_PROBLEM DETAILS_. Keep the wording of every entry exactly as it is while leaving the pictures out of your copy.

BEGIN RECORDS

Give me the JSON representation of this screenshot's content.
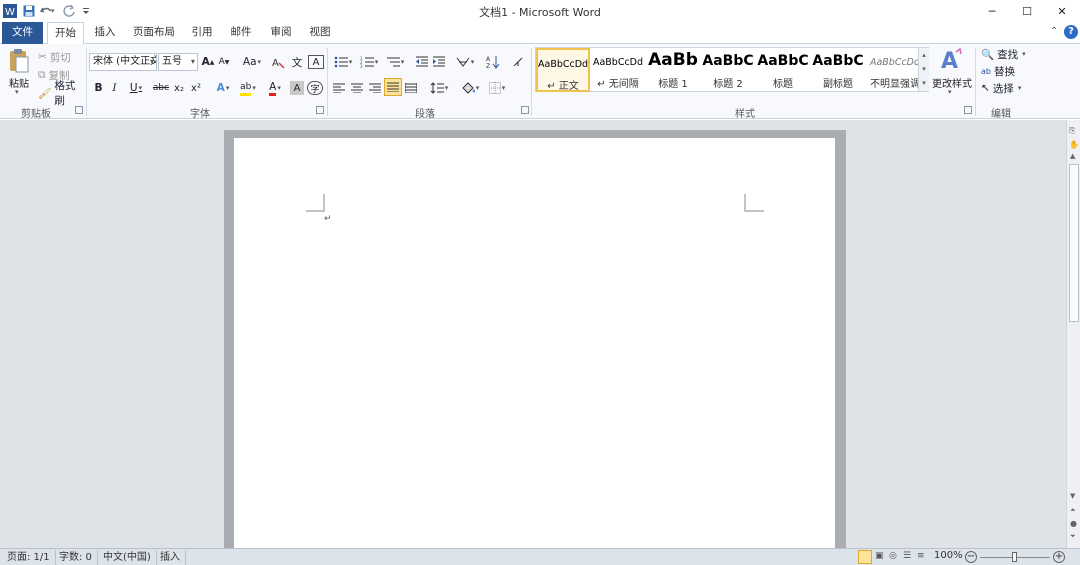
{
  "title": "文档1 - Microsoft Word",
  "quick_access": {
    "app_icon": "word-icon",
    "save": "save-icon",
    "undo": "undo-icon",
    "redo": "redo-icon",
    "customize": "customize-qat-icon"
  },
  "window": {
    "minimize": "─",
    "maximize": "☐",
    "close": "✕"
  },
  "tabs": [
    "文件",
    "开始",
    "插入",
    "页面布局",
    "引用",
    "邮件",
    "审阅",
    "视图"
  ],
  "active_tab": "开始",
  "help": {
    "collapse": "⌃",
    "help": "?"
  },
  "clipboard": {
    "label": "剪贴板",
    "paste": "粘贴",
    "cut": "剪切",
    "copy": "复制",
    "format_painter": "格式刷"
  },
  "font": {
    "label": "字体",
    "font_name": "宋体 (中文正文)",
    "font_size": "五号",
    "grow": "A",
    "shrink": "A",
    "case": "Aa",
    "phonetic": "文",
    "char_border": "A",
    "bold": "B",
    "italic": "I",
    "underline": "U",
    "strike": "abc",
    "sub": "x₂",
    "sup": "x²",
    "text_effect": "A",
    "highlight": "ab",
    "font_color": "A",
    "char_shade": "A",
    "enclose": "字"
  },
  "paragraph": {
    "label": "段落"
  },
  "styles": {
    "label": "样式",
    "change_styles": "更改样式",
    "items": [
      {
        "preview": "AaBbCcDd",
        "name": "↵ 正文",
        "selected": true
      },
      {
        "preview": "AaBbCcDd",
        "name": "↵ 无间隔",
        "selected": false
      },
      {
        "preview": "AaBb",
        "name": "标题 1",
        "selected": false
      },
      {
        "preview": "AaBbC",
        "name": "标题 2",
        "selected": false
      },
      {
        "preview": "AaBbC",
        "name": "标题",
        "selected": false
      },
      {
        "preview": "AaBbC",
        "name": "副标题",
        "selected": false
      },
      {
        "preview": "AaBbCcDd",
        "name": "不明显强调",
        "selected": false
      }
    ]
  },
  "editing": {
    "label": "编辑",
    "find": "查找",
    "replace": "替换",
    "select": "选择"
  },
  "status": {
    "page": "页面: 1/1",
    "words": "字数: 0",
    "language": "中文(中国)",
    "mode": "插入",
    "zoom": "100%"
  },
  "colors": {
    "accent": "#2b5797",
    "ribbon_bg": "#f7f9fc",
    "workspace": "#dfe3e8",
    "highlight": "#ffe000",
    "font_red": "#e02020"
  }
}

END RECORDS

_TASK ANSWER_.
Give me the JSON representation of this screenshot's content.
{
  "title": "文档1 - Microsoft Word",
  "quick_access": {
    "app_icon": "word-icon",
    "save": "save-icon",
    "undo": "undo-icon",
    "redo": "redo-icon",
    "customize": "customize-qat-icon"
  },
  "window": {
    "minimize": "─",
    "maximize": "☐",
    "close": "✕"
  },
  "tabs": [
    "文件",
    "开始",
    "插入",
    "页面布局",
    "引用",
    "邮件",
    "审阅",
    "视图"
  ],
  "active_tab": "开始",
  "help": {
    "collapse": "⌃",
    "help": "?"
  },
  "clipboard": {
    "label": "剪贴板",
    "paste": "粘贴",
    "cut": "剪切",
    "copy": "复制",
    "format_painter": "格式刷"
  },
  "font": {
    "label": "字体",
    "font_name": "宋体 (中文正文)",
    "font_size": "五号",
    "grow": "A",
    "shrink": "A",
    "case": "Aa",
    "phonetic": "文",
    "char_border": "A",
    "bold": "B",
    "italic": "I",
    "underline": "U",
    "strike": "abc",
    "sub": "x₂",
    "sup": "x²",
    "text_effect": "A",
    "highlight": "ab",
    "font_color": "A",
    "char_shade": "A",
    "enclose": "字"
  },
  "paragraph": {
    "label": "段落"
  },
  "styles": {
    "label": "样式",
    "change_styles": "更改样式",
    "items": [
      {
        "preview": "AaBbCcDd",
        "name": "↵ 正文",
        "selected": true
      },
      {
        "preview": "AaBbCcDd",
        "name": "↵ 无间隔",
        "selected": false
      },
      {
        "preview": "AaBb",
        "name": "标题 1",
        "selected": false
      },
      {
        "preview": "AaBbC",
        "name": "标题 2",
        "selected": false
      },
      {
        "preview": "AaBbC",
        "name": "标题",
        "selected": false
      },
      {
        "preview": "AaBbC",
        "name": "副标题",
        "selected": false
      },
      {
        "preview": "AaBbCcDd",
        "name": "不明显强调",
        "selected": false
      }
    ]
  },
  "editing": {
    "label": "编辑",
    "find": "查找",
    "replace": "替换",
    "select": "选择"
  },
  "status": {
    "page": "页面: 1/1",
    "words": "字数: 0",
    "language": "中文(中国)",
    "mode": "插入",
    "zoom": "100%"
  },
  "colors": {
    "accent": "#2b5797",
    "ribbon_bg": "#f7f9fc",
    "workspace": "#dfe3e8",
    "highlight": "#ffe000",
    "font_red": "#e02020"
  }
}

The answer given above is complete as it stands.